Genomic organization and tissue-specific expression of hepcidin in the pacific mutton hamlet,Alphestes immaculatus(Breder, 1936)

    loading  Checking for direct PDF access through Ovid

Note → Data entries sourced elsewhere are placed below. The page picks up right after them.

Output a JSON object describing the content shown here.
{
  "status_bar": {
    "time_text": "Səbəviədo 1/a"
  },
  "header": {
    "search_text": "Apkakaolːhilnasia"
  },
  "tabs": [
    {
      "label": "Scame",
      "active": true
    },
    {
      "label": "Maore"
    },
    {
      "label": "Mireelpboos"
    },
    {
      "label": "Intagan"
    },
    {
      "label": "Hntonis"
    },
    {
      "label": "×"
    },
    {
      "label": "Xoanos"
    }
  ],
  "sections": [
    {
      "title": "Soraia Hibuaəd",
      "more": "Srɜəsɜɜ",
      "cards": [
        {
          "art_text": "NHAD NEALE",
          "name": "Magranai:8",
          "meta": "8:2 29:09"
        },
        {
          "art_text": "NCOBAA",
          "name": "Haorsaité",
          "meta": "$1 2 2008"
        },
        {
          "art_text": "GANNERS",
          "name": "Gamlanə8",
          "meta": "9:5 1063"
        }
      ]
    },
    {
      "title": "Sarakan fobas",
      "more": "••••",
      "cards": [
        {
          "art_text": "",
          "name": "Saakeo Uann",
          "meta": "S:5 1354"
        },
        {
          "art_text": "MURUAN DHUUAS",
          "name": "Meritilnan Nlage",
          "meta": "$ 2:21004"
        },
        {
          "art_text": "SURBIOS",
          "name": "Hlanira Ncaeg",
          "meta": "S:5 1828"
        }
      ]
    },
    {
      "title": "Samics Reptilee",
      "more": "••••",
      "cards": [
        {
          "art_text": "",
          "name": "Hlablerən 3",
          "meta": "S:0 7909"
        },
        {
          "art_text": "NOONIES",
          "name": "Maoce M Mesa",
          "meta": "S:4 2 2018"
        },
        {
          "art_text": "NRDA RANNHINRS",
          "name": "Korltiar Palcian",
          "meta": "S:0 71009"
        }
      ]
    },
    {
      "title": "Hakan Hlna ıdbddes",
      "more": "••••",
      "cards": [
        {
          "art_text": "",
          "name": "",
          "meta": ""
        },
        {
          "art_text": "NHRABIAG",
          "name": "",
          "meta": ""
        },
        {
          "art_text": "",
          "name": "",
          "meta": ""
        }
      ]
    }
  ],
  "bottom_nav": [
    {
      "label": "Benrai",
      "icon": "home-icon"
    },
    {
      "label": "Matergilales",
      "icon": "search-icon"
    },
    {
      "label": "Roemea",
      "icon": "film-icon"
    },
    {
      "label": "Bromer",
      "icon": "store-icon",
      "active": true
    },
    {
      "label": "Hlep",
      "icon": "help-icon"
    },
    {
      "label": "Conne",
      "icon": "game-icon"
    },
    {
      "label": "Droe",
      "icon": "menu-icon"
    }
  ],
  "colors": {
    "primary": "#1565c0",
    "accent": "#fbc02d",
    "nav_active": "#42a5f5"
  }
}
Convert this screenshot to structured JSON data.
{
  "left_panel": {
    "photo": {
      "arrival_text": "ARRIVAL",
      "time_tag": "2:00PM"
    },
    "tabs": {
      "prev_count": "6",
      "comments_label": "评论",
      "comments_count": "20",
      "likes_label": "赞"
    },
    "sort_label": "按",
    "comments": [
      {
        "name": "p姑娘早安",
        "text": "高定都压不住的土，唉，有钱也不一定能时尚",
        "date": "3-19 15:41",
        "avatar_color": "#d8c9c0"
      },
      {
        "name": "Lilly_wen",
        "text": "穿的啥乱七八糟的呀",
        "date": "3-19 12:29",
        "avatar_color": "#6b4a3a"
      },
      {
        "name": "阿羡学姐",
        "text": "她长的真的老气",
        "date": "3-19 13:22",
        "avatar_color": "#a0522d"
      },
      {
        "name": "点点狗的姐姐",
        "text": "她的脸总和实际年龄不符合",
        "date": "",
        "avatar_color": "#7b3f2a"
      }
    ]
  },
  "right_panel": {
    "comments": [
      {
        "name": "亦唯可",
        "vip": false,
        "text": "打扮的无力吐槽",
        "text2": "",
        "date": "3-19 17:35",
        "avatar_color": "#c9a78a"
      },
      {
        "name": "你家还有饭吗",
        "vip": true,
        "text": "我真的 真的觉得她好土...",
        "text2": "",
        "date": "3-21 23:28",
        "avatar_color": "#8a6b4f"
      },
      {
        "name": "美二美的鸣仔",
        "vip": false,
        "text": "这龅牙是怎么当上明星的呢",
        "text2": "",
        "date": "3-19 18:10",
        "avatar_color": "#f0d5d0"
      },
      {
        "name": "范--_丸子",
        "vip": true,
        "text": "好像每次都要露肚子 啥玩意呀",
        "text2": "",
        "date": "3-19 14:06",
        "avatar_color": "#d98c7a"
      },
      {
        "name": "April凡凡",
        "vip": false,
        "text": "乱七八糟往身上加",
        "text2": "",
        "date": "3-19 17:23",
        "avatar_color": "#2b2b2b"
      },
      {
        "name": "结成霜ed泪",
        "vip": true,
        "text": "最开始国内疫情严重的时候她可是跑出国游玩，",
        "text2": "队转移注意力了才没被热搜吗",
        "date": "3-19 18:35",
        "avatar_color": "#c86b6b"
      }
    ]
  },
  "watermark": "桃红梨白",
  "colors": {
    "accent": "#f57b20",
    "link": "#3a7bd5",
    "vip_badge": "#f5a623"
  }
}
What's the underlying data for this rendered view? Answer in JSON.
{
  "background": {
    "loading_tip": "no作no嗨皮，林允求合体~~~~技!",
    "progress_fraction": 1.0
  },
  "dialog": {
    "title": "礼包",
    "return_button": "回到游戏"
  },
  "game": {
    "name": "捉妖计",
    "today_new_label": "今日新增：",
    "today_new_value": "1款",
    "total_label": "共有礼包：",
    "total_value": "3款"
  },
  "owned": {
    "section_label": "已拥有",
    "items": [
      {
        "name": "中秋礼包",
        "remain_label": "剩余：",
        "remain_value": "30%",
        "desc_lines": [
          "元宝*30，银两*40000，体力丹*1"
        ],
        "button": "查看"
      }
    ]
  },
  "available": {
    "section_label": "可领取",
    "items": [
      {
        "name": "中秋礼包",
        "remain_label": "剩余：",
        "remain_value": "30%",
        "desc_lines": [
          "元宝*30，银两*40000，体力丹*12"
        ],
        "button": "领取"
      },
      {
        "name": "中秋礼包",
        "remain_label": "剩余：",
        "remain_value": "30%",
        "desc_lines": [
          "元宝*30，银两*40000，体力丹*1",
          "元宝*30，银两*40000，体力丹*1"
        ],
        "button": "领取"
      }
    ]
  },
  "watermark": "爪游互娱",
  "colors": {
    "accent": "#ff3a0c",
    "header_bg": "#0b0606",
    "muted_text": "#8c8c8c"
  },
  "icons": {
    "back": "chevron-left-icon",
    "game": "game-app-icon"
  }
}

Hepcidin is a cysteine-rich peptide involved in iron metabolism, inflammatory response and as antimicrobial peptide. Despite the fact that hepcidins have been identified in several fish species, only few have been completely characterized. This study, described the identification and complete molecular characterization of the hepcidin antimicrobial peptide 1 (HAMP1) gene of Alphestes immaculatus. Moreover, its specific expression level at both basal and lipopolysaccharide (LPS)-induced conditions in different tissues was also determined by real-time PCR. Results showed that the HAMP1gene consists of three exons and two introns encoding a preprohepcidin composed of 90 aa (24 aa for signal peptide, 40 aa for prodomain and 26 aa for mature peptide). The promoter region analysis revealed a TATA box sequence and several putative transcription factor binding sites. A comparative analysis showed CEBPα, CEBPβ, NF-kB, HNF3, GATA-1 and c-Rel as the most common found in fishes. The mature peptide possesses a pI of 8.34, which is the average among fish hepcidin. In addition, the structural modeling showed a hairpin structure with four putative disulfide bonds. A phylogenetic analysis revealed that this hepcidin gene is a HAMP1 class, and is clustered into the same group with the Serranid fish Epinephelus moara and the Antarctic fish Lycodichthys dearborni. Finally, the relative expression levels showed high basal values in liver and muscle, whereas in LPS-induced fish the relative expression tendency changed, with the highest values in spleen and head kidney tissues. This study describes the completely characterized HAMP1 gene of A. immaculatus and their patterns of expression level at different conditions and in different tissues, showing by first time muscle hepcidin expression could be relevant in the immune response in fish.

Related Topics

    loading  Loading Related Articles